Check every line of the material below, and show those that contain "title".

● **Information given**:
* * * * * * * * *

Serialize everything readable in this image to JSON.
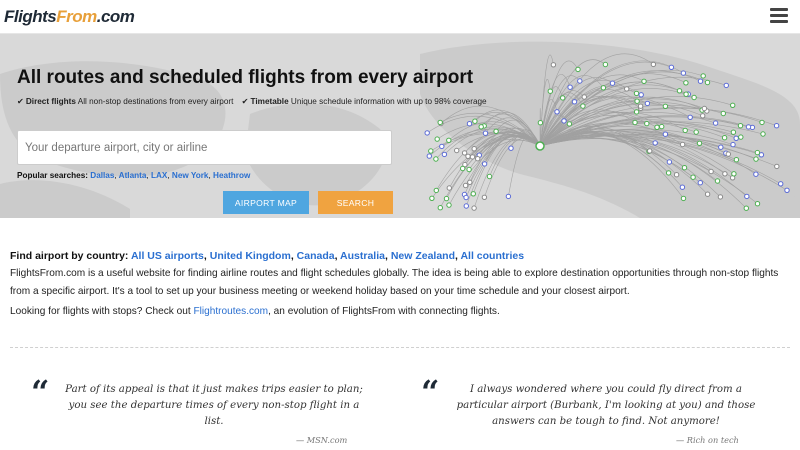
{
  "header": {
    "logo_part1": "Flights",
    "logo_part2": "From",
    "logo_part3": ".com"
  },
  "hero": {
    "title": "All routes and scheduled flights from every airport",
    "features": [
      {
        "name": "Direct flights",
        "desc": "All non-stop destinations from every airport"
      },
      {
        "name": "Timetable",
        "desc": "Unique schedule information with up to 98% coverage"
      }
    ],
    "search_placeholder": "Your departure airport, city or airline",
    "popular_label": "Popular searches:",
    "popular": [
      "Dallas",
      "Atlanta",
      "LAX",
      "New York",
      "Heathrow"
    ],
    "map_button": "AIRPORT MAP",
    "search_button": "SEARCH"
  },
  "content": {
    "country_label": "Find airport by country:",
    "countries": [
      "All US airports",
      "United Kingdom",
      "Canada",
      "Australia",
      "New Zealand",
      "All countries"
    ],
    "intro": "FlightsFrom.com is a useful website for finding airline routes and flight schedules globally. The idea is being able to explore destination opportunities through non-stop flights from a specific airport. It's a tool to set up your business meeting or weekend holiday based on your time schedule and your closest airport.",
    "stops_prefix": "Looking for flights with stops? Check out ",
    "stops_link": "Flightroutes.com",
    "stops_suffix": ", an evolution of FlightsFrom with connecting flights."
  },
  "quotes": [
    {
      "text": "Part of its appeal is that it just makes trips easier to plan; you see the departure times of every non-stop flight in a list.",
      "source": "— MSN.com"
    },
    {
      "text": "I always wondered where you could fly direct from a particular airport (Burbank, I'm looking at you) and those answers can be tough to find. Not anymore!",
      "source": "— Rich on tech"
    }
  ],
  "colors": {
    "accent_blue": "#4fa6e0",
    "accent_orange": "#f0a340",
    "link": "#2a6fd0"
  }
}
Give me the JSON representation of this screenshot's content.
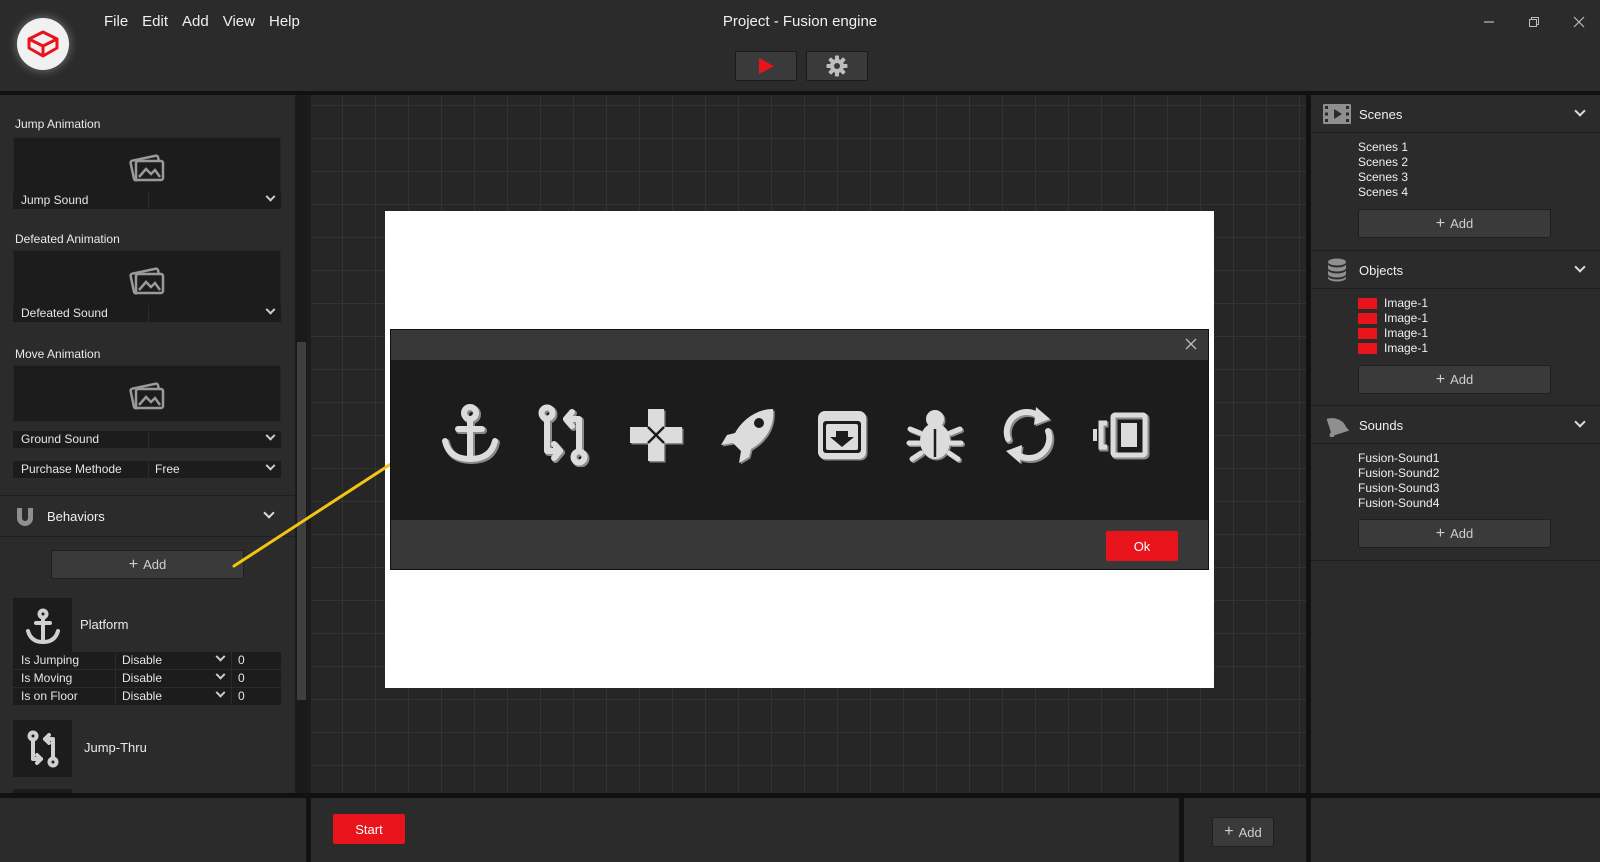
{
  "app": {
    "title": "Project - Fusion engine",
    "menu": [
      "File",
      "Edit",
      "Add",
      "View",
      "Help"
    ]
  },
  "left_panel": {
    "jump": {
      "animation_label": "Jump Animation",
      "sound_label": "Jump Sound",
      "sound_value": ""
    },
    "defeated": {
      "animation_label": "Defeated Animation",
      "sound_label": "Defeated Sound",
      "sound_value": ""
    },
    "move": {
      "animation_label": "Move Animation"
    },
    "ground_sound": {
      "label": "Ground Sound",
      "value": ""
    },
    "purchase": {
      "label": "Purchase Methode",
      "value": "Free"
    },
    "behaviors": {
      "title": "Behaviors",
      "add_label": "Add",
      "platform": {
        "name": "Platform",
        "rows": [
          {
            "label": "Is Jumping",
            "value": "Disable",
            "count": "0"
          },
          {
            "label": "Is Moving",
            "value": "Disable",
            "count": "0"
          },
          {
            "label": "Is on Floor",
            "value": "Disable",
            "count": "0"
          }
        ]
      },
      "jump_thru": {
        "name": "Jump-Thru"
      }
    }
  },
  "modal": {
    "ok_label": "Ok",
    "icons": [
      "anchor-icon",
      "jump-thru-icon",
      "gamepad-icon",
      "rocket-icon",
      "archive-icon",
      "bug-icon",
      "refresh-icon",
      "resize-icon"
    ]
  },
  "right_panel": {
    "scenes": {
      "title": "Scenes",
      "items": [
        "Scenes 1",
        "Scenes 2",
        "Scenes 3",
        "Scenes 4"
      ],
      "add_label": "Add"
    },
    "objects": {
      "title": "Objects",
      "items": [
        "Image-1",
        "Image-1",
        "Image-1",
        "Image-1"
      ],
      "add_label": "Add",
      "swatch_color": "#e8131b"
    },
    "sounds": {
      "title": "Sounds",
      "items": [
        "Fusion-Sound1",
        "Fusion-Sound2",
        "Fusion-Sound3",
        "Fusion-Sound4"
      ],
      "add_label": "Add"
    }
  },
  "bottom": {
    "start_label": "Start",
    "add_label": "Add"
  },
  "colors": {
    "accent": "#e8131b",
    "panel": "#2b2b2b",
    "canvas": "#262626"
  }
}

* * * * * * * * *

● **Reply**:
    "title": "All routes and scheduled flights from every airport",
    "title": "Project - Fusion engine",
      "title": "Behaviors",
      "title": "Scenes",
      "title": "Objects",
      "title": "Sounds",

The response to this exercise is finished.